  70. Turner NJ, Davidson-Hunt IJ, O'Flaherty M: Living on the edge: Ecological and cultural edges as sources of diversity for social-ecological resilience. Hum Ecol. 2003, 31 (3): 439-462. 10.1023/A:1025023906459.View ArticleGoogle Scholar
  71. Folke C, Colding J, Berkes F: Synthesis: building resilience and adaptive capacity in social-ecological systems. Navigating Social-Ecological Systems Building Resilience for Complexity and Change. Edited by: Berkes F, Colding J, Folke C. 2003, Cambridge: Cambridge University Press, 352-387.Google Scholar
  72. Kassam KA: Keeping all the parts: Adaptation amidst dramatic changes in the Pamir mountains. Continuity and Change in Cultural Adaptation to Mountain Environments. Edited by: Lozny LR. 2013, New York: Springer, 303-317.View ArticleGoogle Scholar
  73. Kassam KAS: Pluralism, resilience, and the ecology of survival: Case studies from the Pamir Mountains of Afghanistan. Ecology and Society. 2010, 15 (2): 9-Google Scholar
  74. Barth F: Ecological relationships of ethnic groups in Swat, North Pakistan. Am Anthropol. 1956, 58: 1079-1089. 10.1525/aa.1956.58.6.02a00080.View ArticleGoogle Scholar
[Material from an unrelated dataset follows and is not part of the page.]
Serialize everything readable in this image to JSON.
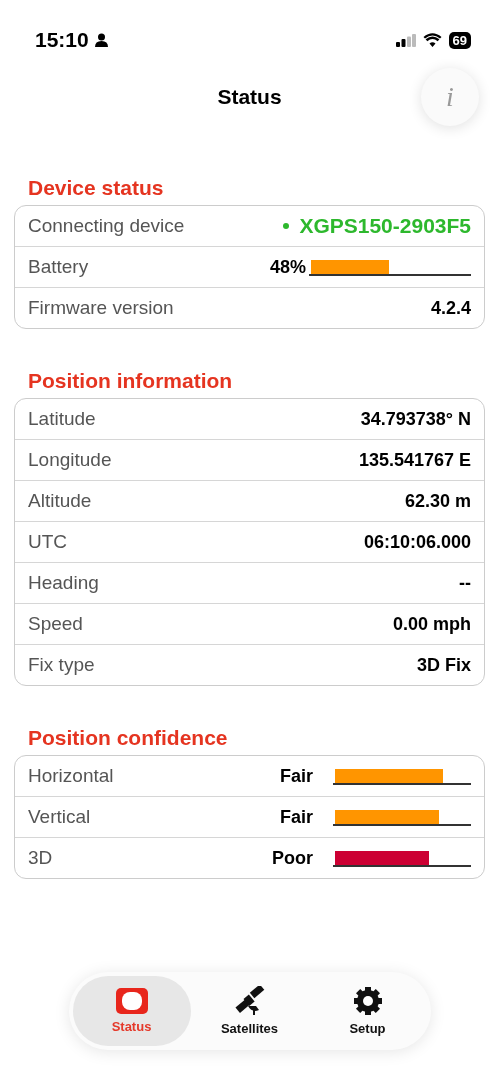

Copyright

© Pieroni et al.; licensee BioMed Central Ltd. 2014

This article is published under license to BioMed Central Ltd. This is an Open Access article distributed under the terms of the Creative Commons Attribution License (http://creativecommons.org/licenses/by/2.0), which permits unrestricted use, distribution, and reproduction in any medium, provided the original work is properly credited. The Creative Commons Public Domain Dedication waiver (http://creativecommons.org/publicdomain/zero/1.0/) applies to the data made available in this article, unless otherwise stated.